Dataset rows describing interfaces
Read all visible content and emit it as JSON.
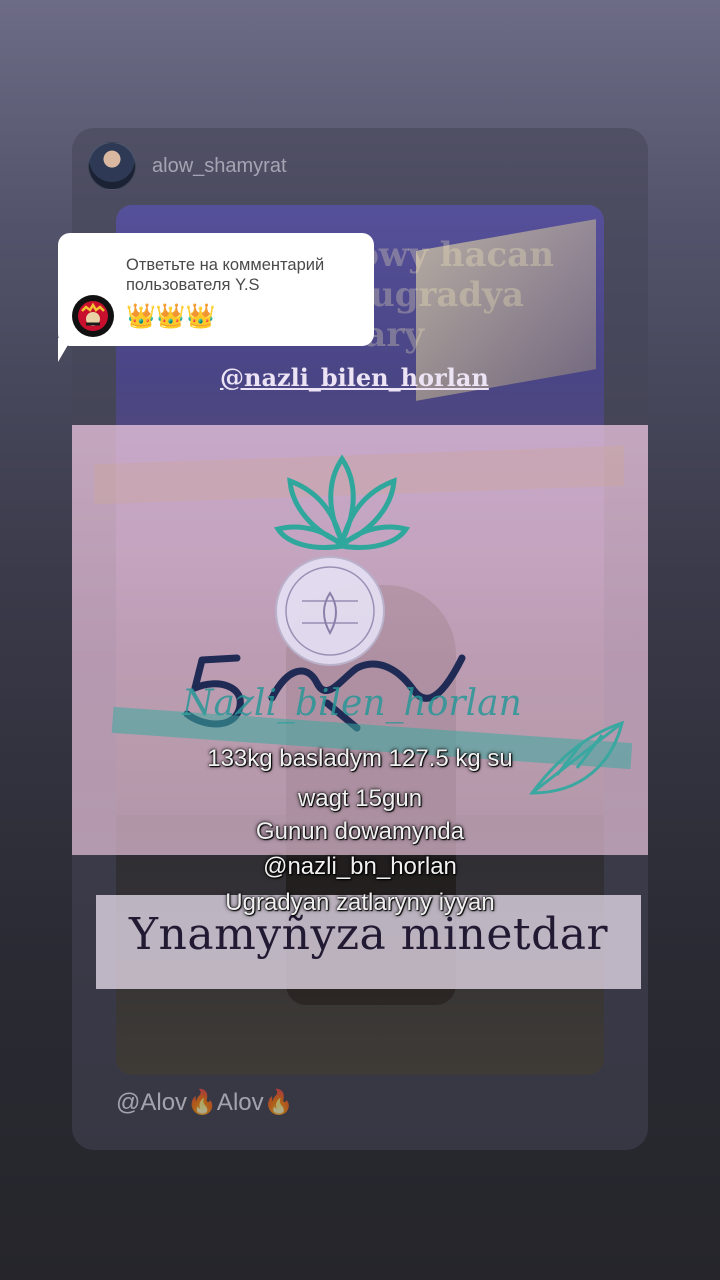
{
  "post": {
    "username": "alow_shamyrat",
    "footer": "@Alov🔥Alov🔥"
  },
  "reply_bubble": {
    "title": "Ответьте на комментарий пользователя Y.S",
    "comment": "👑👑👑"
  },
  "video": {
    "top_lines": [
      "owy hacan",
      "ugradya",
      "ary"
    ],
    "top_handle": "@nazli_bilen_horlan",
    "bag_brand": "Nazli_bilen_horlan",
    "captions": [
      "133kg basladym 127.5 kg su",
      "wagt 15gun",
      "Gunun dowamynda",
      "@nazli_bn_horlan",
      "Ugradyan zatlaryny iyyan"
    ],
    "banner": "Ynamyñyza minetdar"
  },
  "colors": {
    "accent_teal": "#3aa7a0",
    "bag_pink": "#f0c6df",
    "banner_text": "#221a33"
  }
}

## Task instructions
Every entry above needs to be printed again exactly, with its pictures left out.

## Result below
Read all visible content and emit it as JSON.
{
  "post": {
    "username": "alow_shamyrat",
    "footer": "@Alov🔥Alov🔥"
  },
  "reply_bubble": {
    "title": "Ответьте на комментарий пользователя Y.S",
    "comment": "👑👑👑"
  },
  "video": {
    "top_lines": [
      "owy hacan",
      "ugradya",
      "ary"
    ],
    "top_handle": "@nazli_bilen_horlan",
    "bag_brand": "Nazli_bilen_horlan",
    "captions": [
      "133kg basladym 127.5 kg su",
      "wagt 15gun",
      "Gunun dowamynda",
      "@nazli_bn_horlan",
      "Ugradyan zatlaryny iyyan"
    ],
    "banner": "Ynamyñyza minetdar"
  },
  "colors": {
    "accent_teal": "#3aa7a0",
    "bag_pink": "#f0c6df",
    "banner_text": "#221a33"
  }
}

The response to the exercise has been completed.